The Italian versions of this series appeared on a regular basis since 2000 under the title Matematica e Cultura. In fact the project was started after a conference in Venice in 1997. In the English version, 6 volumes are now published. The previous one was Mathematics and Culture VI that was published in 2009. The current volume III was still missing in an English translation. The original Italian book published in 2003 contained the proceedings of the conference, which was held in Venice in 2002, just like the first one in 1997.
As with all the other volumes in the series, this is a collection of papers that highlight the relation between mathematics and culture in the broadest sense. That can go both ways. For example a description of the mathematical tools to digitise music or pictures, or to analyse paintings, or apply group theory to describe mosaic patterns. In these articles the piece of art is created first and mathematics is applied to it. But it can also go the other way: sculptors or painters use mathematical patterns, deliberately or not, to create a piece of art, or an artist can use a computer as a tool and write a program that uses fractal patterns to compose music. The spectrum covered is however much broader than music, sculptures, or paintings. The articles also deal with math education and visualisation, explanation of paradoxes (optical or mental), representation of the 4th dimension, cinema, stage plays, cartoons and comic strips. Such diversity is recurrent in all the volumes of the series. In the present volume, there are two special chapters: one containing several papers related to Venice (where the M&C 2002 conference took place) and one with articles related to Chinese mathematics (since the International Congress of Mathematics in 2002 took place in Beijing). A novelty for this volume III is an audio CD that is included with three short pieces of guitar music to illustrate the paper by Claudio Ambrosini on Escher-like perspectives and music composition.

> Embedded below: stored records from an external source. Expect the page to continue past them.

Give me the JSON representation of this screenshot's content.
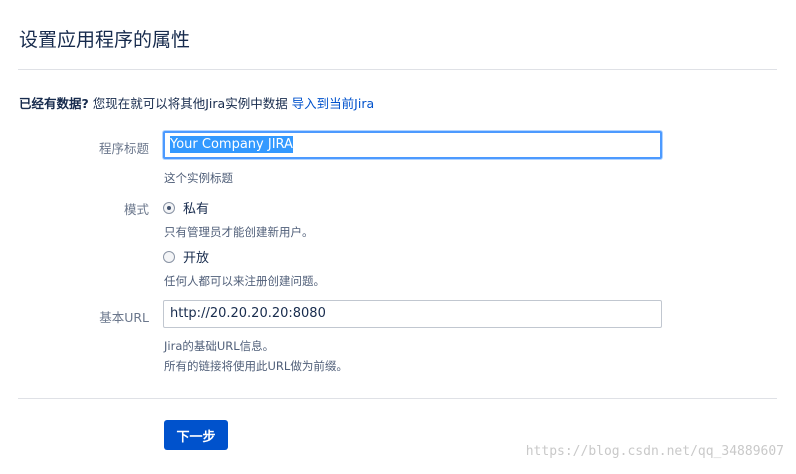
{
  "page": {
    "title": "设置应用程序的属性"
  },
  "import_notice": {
    "strong": "已经有数据?",
    "text": " 您现在就可以将其他Jira实例中数据 ",
    "link": "导入到当前Jira"
  },
  "form": {
    "app_title": {
      "label": "程序标题",
      "value": "Your Company JIRA",
      "help": "这个实例标题"
    },
    "mode": {
      "label": "模式",
      "options": [
        {
          "label": "私有",
          "help": "只有管理员才能创建新用户。",
          "checked": true
        },
        {
          "label": "开放",
          "help": "任何人都可以来注册创建问题。",
          "checked": false
        }
      ]
    },
    "base_url": {
      "label": "基本URL",
      "value": "http://20.20.20.20:8080",
      "help_1": "Jira的基础URL信息。",
      "help_2": "所有的链接将使用此URL做为前缀。"
    }
  },
  "actions": {
    "next_label": "下一步"
  },
  "watermark": "https://blog.csdn.net/qq_34889607",
  "colors": {
    "primary": "#0052cc",
    "focus": "#4c9aff",
    "selection": "#3399ff",
    "text": "#172b4d",
    "muted": "#6b778c"
  }
}
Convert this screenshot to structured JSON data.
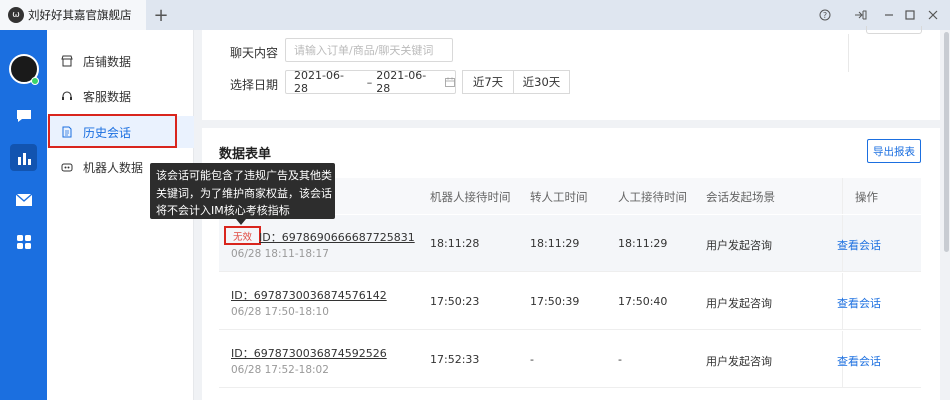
{
  "window": {
    "tab_title": "刘好好其嘉官旗舰店",
    "tab_logo": "ω",
    "new_tab": "+"
  },
  "subnav": {
    "items": [
      {
        "label": "店铺数据",
        "icon": "store-icon"
      },
      {
        "label": "客服数据",
        "icon": "headset-icon"
      },
      {
        "label": "历史会话",
        "icon": "document-icon"
      },
      {
        "label": "机器人数据",
        "icon": "robot-icon"
      }
    ],
    "active_index": 2
  },
  "filters": {
    "chat_label": "聊天内容",
    "chat_placeholder": "请输入订单/商品/聊天关键词",
    "date_label": "选择日期",
    "date_start": "2021-06-28",
    "date_sep": "–",
    "date_end": "2021-06-28",
    "quick_7": "近7天",
    "quick_30": "近30天"
  },
  "table": {
    "title": "数据表单",
    "export_label": "导出报表",
    "columns": [
      "机器人接待时间",
      "转人工时间",
      "人工接待时间",
      "会话发起场景",
      "操作"
    ],
    "rows": [
      {
        "id": "ID：6978690666687725831",
        "range": "06/28 18:11-18:17",
        "bot_time": "18:11:28",
        "transfer_time": "18:11:29",
        "human_time": "18:11:29",
        "scene": "用户发起咨询",
        "action": "查看会话",
        "badge": "无效"
      },
      {
        "id": "ID：6978730036874576142",
        "range": "06/28 17:50-18:10",
        "bot_time": "17:50:23",
        "transfer_time": "17:50:39",
        "human_time": "17:50:40",
        "scene": "用户发起咨询",
        "action": "查看会话"
      },
      {
        "id": "ID：6978730036874592526",
        "range": "06/28 17:52-18:02",
        "bot_time": "17:52:33",
        "transfer_time": "-",
        "human_time": "-",
        "scene": "用户发起咨询",
        "action": "查看会话"
      }
    ]
  },
  "tooltip": {
    "lines": [
      "该会话可能包含了违规广告及其他类",
      "关键词，为了维护商家权益，该会话",
      "将不会计入IM核心考核指标"
    ]
  },
  "colors": {
    "primary": "#1b6fe0",
    "highlight_red": "#d9251d"
  }
}
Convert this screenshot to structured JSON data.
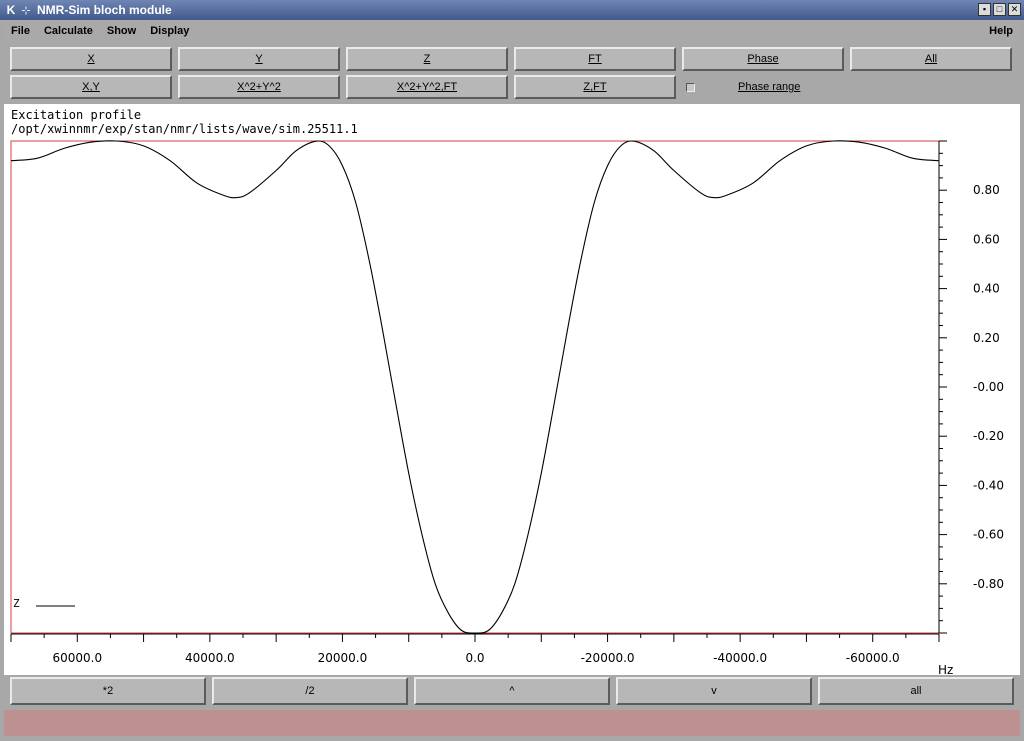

The conferences on Matematica e Cultura organized on a regular basis and the publication of the book series in English is in my opinion a very good initiative. This is not a collection of deep mathematical results that will advance science immediately, but it is an eye-opener to many who might experience mathematics as an invention to terrorise children at school. Mathematics is everywhere. It is not only in our highly technical, computerised and digitised society, but as this book series illustrates, it is also deeply embedded in the soft sector like arts and culture, where it is least expected, and it is of all ages and of all cultures. It is an excellent tool to raise public awareness of mathematics. It can be easily used by teachers or lecturers as a Trojan horse to conquer the fortress of the less mathematically inclined.